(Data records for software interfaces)
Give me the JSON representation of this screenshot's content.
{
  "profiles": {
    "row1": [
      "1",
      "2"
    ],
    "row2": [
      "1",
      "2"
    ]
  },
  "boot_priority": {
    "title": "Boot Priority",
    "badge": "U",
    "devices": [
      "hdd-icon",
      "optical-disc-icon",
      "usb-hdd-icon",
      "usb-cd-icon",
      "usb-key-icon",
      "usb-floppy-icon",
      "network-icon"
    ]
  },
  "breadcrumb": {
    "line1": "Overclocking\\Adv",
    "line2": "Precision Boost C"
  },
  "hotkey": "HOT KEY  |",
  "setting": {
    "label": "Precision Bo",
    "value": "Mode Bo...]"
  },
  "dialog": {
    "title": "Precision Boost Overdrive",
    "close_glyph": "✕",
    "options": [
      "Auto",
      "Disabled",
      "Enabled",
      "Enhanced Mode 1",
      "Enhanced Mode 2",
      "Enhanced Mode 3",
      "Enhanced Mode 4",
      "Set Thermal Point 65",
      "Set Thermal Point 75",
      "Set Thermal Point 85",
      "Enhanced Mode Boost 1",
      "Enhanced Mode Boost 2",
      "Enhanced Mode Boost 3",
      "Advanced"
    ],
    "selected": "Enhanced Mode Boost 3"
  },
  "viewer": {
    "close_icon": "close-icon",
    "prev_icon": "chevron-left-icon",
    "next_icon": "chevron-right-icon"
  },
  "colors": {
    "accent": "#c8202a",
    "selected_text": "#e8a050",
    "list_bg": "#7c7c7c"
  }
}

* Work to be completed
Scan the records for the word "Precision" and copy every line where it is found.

* Output of the task
    "line2": "Precision Boost C"
    "label": "Precision Bo",
    "title": "Precision Boost Overdrive",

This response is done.